WHAT TO WORK ON
Return, from the lines below, each one that includes the word "guillotine".

Element data from apps and pages
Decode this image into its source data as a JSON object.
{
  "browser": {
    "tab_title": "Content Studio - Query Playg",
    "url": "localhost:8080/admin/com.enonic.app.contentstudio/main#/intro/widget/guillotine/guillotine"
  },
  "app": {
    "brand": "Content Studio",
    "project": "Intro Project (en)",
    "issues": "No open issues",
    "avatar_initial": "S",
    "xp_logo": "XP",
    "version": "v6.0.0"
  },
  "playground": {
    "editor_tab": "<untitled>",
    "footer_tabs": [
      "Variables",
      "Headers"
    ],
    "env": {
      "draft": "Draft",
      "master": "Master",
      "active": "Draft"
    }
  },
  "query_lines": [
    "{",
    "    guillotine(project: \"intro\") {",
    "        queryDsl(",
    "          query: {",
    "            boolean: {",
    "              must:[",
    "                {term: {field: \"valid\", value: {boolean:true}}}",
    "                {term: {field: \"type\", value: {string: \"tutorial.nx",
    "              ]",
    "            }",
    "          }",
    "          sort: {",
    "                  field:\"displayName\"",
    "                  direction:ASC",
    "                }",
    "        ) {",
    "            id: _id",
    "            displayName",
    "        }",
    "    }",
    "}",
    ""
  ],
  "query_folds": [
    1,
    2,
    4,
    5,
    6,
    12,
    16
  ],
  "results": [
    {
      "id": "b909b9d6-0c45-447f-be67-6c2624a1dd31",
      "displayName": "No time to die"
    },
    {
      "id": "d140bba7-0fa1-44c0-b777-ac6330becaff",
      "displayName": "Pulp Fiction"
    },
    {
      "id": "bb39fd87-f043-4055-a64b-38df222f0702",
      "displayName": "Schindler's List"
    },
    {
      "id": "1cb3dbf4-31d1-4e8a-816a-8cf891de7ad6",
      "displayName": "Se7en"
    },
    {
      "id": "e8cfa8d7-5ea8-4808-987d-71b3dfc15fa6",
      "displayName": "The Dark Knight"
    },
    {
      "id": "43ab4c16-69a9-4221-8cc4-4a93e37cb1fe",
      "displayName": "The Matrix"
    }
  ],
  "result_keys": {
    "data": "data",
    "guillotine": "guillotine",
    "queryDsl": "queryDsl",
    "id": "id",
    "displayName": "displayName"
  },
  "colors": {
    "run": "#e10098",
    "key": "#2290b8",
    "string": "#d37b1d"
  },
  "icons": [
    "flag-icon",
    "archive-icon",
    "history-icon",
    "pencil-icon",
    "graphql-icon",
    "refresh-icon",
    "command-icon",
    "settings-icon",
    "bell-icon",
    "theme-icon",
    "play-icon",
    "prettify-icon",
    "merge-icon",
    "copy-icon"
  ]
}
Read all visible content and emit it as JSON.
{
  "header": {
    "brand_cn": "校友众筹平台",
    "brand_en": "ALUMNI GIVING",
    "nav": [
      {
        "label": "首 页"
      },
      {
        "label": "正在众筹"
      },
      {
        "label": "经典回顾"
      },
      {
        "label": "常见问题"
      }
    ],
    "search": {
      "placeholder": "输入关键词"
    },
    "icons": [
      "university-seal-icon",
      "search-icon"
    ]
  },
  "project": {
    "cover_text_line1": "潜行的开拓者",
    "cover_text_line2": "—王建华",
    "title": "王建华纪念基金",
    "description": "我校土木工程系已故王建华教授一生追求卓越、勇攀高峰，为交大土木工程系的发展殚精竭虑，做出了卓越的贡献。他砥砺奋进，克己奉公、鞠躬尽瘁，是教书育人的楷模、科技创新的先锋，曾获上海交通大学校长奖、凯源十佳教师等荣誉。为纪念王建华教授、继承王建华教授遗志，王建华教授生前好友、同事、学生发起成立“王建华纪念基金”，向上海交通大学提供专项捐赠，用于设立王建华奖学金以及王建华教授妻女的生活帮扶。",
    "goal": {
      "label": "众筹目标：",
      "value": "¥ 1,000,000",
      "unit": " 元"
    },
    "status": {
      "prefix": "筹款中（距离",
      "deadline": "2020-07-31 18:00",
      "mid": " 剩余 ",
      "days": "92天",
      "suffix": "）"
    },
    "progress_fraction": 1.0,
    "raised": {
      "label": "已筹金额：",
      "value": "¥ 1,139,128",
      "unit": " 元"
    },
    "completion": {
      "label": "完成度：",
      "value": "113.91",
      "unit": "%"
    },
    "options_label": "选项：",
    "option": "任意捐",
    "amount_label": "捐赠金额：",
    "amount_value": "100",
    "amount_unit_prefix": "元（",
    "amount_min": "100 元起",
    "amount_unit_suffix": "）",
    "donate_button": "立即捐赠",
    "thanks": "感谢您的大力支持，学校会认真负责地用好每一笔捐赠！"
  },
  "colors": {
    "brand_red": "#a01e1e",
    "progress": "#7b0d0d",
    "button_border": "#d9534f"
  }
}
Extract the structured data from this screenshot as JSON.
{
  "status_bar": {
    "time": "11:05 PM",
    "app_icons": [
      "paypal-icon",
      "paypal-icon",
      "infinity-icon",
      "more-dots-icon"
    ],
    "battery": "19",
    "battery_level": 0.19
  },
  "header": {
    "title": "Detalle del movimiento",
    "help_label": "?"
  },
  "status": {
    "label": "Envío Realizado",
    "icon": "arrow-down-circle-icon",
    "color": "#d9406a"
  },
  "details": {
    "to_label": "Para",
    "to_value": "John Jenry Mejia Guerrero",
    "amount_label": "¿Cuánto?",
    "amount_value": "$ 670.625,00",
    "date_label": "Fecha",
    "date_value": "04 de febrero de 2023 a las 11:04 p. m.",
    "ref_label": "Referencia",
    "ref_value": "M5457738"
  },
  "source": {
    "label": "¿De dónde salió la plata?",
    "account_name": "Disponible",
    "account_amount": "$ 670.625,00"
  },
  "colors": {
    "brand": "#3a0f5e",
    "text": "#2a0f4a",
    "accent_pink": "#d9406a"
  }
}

TASK RESPONSE
    "url": "localhost:8080/admin/com.enonic.app.contentstudio/main#/intro/widget/guillotine/guillotine"
    "    guillotine(project: \"intro\") {",
    "guillotine": "guillotine",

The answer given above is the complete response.